(Component data from apps and pages)
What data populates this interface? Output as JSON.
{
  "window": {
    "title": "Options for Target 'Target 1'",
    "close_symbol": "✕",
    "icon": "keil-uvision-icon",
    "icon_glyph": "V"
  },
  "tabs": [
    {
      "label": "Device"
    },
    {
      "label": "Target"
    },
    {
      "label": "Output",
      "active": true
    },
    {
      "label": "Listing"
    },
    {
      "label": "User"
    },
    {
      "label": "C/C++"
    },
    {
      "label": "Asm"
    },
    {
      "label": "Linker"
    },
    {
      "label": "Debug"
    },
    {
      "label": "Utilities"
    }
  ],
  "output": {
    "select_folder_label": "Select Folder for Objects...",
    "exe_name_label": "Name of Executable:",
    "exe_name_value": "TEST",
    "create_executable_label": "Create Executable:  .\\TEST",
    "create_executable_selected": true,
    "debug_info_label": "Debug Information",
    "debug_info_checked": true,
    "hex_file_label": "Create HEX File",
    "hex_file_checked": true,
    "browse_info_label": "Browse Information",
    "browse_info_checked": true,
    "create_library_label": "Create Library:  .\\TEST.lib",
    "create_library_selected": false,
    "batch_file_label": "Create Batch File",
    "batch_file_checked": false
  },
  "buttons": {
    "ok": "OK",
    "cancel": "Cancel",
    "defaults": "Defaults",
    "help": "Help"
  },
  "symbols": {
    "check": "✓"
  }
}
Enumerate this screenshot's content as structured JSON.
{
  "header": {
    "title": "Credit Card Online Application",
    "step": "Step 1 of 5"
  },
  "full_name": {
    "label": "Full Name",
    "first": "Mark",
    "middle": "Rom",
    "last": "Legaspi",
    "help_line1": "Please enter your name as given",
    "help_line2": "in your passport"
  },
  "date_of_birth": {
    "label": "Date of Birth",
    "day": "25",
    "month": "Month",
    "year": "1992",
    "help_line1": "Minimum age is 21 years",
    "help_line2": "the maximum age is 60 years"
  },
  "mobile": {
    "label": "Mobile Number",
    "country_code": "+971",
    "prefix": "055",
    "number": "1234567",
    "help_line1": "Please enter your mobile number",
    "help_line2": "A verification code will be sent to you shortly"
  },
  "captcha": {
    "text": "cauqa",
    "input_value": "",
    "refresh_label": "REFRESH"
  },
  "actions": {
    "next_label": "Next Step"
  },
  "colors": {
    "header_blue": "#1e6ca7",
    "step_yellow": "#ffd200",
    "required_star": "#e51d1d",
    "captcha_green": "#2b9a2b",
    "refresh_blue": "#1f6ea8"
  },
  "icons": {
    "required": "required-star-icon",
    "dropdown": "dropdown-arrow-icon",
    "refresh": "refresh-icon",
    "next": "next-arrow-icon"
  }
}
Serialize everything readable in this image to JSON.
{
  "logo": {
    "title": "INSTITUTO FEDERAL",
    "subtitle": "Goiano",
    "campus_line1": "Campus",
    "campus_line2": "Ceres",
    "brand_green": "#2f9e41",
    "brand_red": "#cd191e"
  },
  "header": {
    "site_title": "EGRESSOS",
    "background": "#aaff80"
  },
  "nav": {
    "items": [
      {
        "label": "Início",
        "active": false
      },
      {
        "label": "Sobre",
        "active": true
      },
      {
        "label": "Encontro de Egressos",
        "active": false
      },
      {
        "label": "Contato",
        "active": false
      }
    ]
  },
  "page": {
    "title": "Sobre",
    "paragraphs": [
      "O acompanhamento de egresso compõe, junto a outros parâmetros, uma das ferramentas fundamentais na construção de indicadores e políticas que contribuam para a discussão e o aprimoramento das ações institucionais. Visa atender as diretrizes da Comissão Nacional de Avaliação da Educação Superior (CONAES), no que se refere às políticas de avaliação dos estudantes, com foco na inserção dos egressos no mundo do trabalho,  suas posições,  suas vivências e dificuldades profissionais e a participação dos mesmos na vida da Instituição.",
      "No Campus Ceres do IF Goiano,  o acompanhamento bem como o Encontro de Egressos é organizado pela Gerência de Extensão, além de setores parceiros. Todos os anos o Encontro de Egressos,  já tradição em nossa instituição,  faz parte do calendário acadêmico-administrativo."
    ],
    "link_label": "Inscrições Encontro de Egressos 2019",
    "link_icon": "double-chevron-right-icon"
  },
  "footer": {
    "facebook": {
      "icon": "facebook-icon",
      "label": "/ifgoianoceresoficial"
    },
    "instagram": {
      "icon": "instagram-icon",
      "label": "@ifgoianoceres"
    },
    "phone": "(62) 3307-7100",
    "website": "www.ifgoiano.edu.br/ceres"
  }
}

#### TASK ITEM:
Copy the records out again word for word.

#### RESULT OF THE EXERCISE:
What data populates this interface? Output as JSON.
{
  "window": {
    "title": "Options for Target 'Target 1'",
    "close_symbol": "✕",
    "icon": "keil-uvision-icon",
    "icon_glyph": "V"
  },
  "tabs": [
    {
      "label": "Device"
    },
    {
      "label": "Target"
    },
    {
      "label": "Output",
      "active": true
    },
    {
      "label": "Listing"
    },
    {
      "label": "User"
    },
    {
      "label": "C/C++"
    },
    {
      "label": "Asm"
    },
    {
      "label": "Linker"
    },
    {
      "label": "Debug"
    },
    {
      "label": "Utilities"
    }
  ],
  "output": {
    "select_folder_label": "Select Folder for Objects...",
    "exe_name_label": "Name of Executable:",
    "exe_name_value": "TEST",
    "create_executable_label": "Create Executable:  .\\TEST",
    "create_executable_selected": true,
    "debug_info_label": "Debug Information",
    "debug_info_checked": true,
    "hex_file_label": "Create HEX File",
    "hex_file_checked": true,
    "browse_info_label": "Browse Information",
    "browse_info_checked": true,
    "create_library_label": "Create Library:  .\\TEST.lib",
    "create_library_selected": false,
    "batch_file_label": "Create Batch File",
    "batch_file_checked": false
  },
  "buttons": {
    "ok": "OK",
    "cancel": "Cancel",
    "defaults": "Defaults",
    "help": "Help"
  },
  "symbols": {
    "check": "✓"
  }
}
Enumerate this screenshot's content as structured JSON.
{
  "header": {
    "title": "Credit Card Online Application",
    "step": "Step 1 of 5"
  },
  "full_name": {
    "label": "Full Name",
    "first": "Mark",
    "middle": "Rom",
    "last": "Legaspi",
    "help_line1": "Please enter your name as given",
    "help_line2": "in your passport"
  },
  "date_of_birth": {
    "label": "Date of Birth",
    "day": "25",
    "month": "Month",
    "year": "1992",
    "help_line1": "Minimum age is 21 years",
    "help_line2": "the maximum age is 60 years"
  },
  "mobile": {
    "label": "Mobile Number",
    "country_code": "+971",
    "prefix": "055",
    "number": "1234567",
    "help_line1": "Please enter your mobile number",
    "help_line2": "A verification code will be sent to you shortly"
  },
  "captcha": {
    "text": "cauqa",
    "input_value": "",
    "refresh_label": "REFRESH"
  },
  "actions": {
    "next_label": "Next Step"
  },
  "colors": {
    "header_blue": "#1e6ca7",
    "step_yellow": "#ffd200",
    "required_star": "#e51d1d",
    "captcha_green": "#2b9a2b",
    "refresh_blue": "#1f6ea8"
  },
  "icons": {
    "required": "required-star-icon",
    "dropdown": "dropdown-arrow-icon",
    "refresh": "refresh-icon",
    "next": "next-arrow-icon"
  }
}
Serialize everything readable in this image to JSON.
{
  "logo": {
    "title": "INSTITUTO FEDERAL",
    "subtitle": "Goiano",
    "campus_line1": "Campus",
    "campus_line2": "Ceres",
    "brand_green": "#2f9e41",
    "brand_red": "#cd191e"
  },
  "header": {
    "site_title": "EGRESSOS",
    "background": "#aaff80"
  },
  "nav": {
    "items": [
      {
        "label": "Início",
        "active": false
      },
      {
        "label": "Sobre",
        "active": true
      },
      {
        "label": "Encontro de Egressos",
        "active": false
      },
      {
        "label": "Contato",
        "active": false
      }
    ]
  },
  "page": {
    "title": "Sobre",
    "paragraphs": [
      "O acompanhamento de egresso compõe, junto a outros parâmetros, uma das ferramentas fundamentais na construção de indicadores e políticas que contribuam para a discussão e o aprimoramento das ações institucionais. Visa atender as diretrizes da Comissão Nacional de Avaliação da Educação Superior (CONAES), no que se refere às políticas de avaliação dos estudantes, com foco na inserção dos egressos no mundo do trabalho,  suas posições,  suas vivências e dificuldades profissionais e a participação dos mesmos na vida da Instituição.",
      "No Campus Ceres do IF Goiano,  o acompanhamento bem como o Encontro de Egressos é organizado pela Gerência de Extensão, além de setores parceiros. Todos os anos o Encontro de Egressos,  já tradição em nossa instituição,  faz parte do calendário acadêmico-administrativo."
    ],
    "link_label": "Inscrições Encontro de Egressos 2019",
    "link_icon": "double-chevron-right-icon"
  },
  "footer": {
    "facebook": {
      "icon": "facebook-icon",
      "label": "/ifgoianoceresoficial"
    },
    "instagram": {
      "icon": "instagram-icon",
      "label": "@ifgoianoceres"
    },
    "phone": "(62) 3307-7100",
    "website": "www.ifgoiano.edu.br/ceres"
  }
}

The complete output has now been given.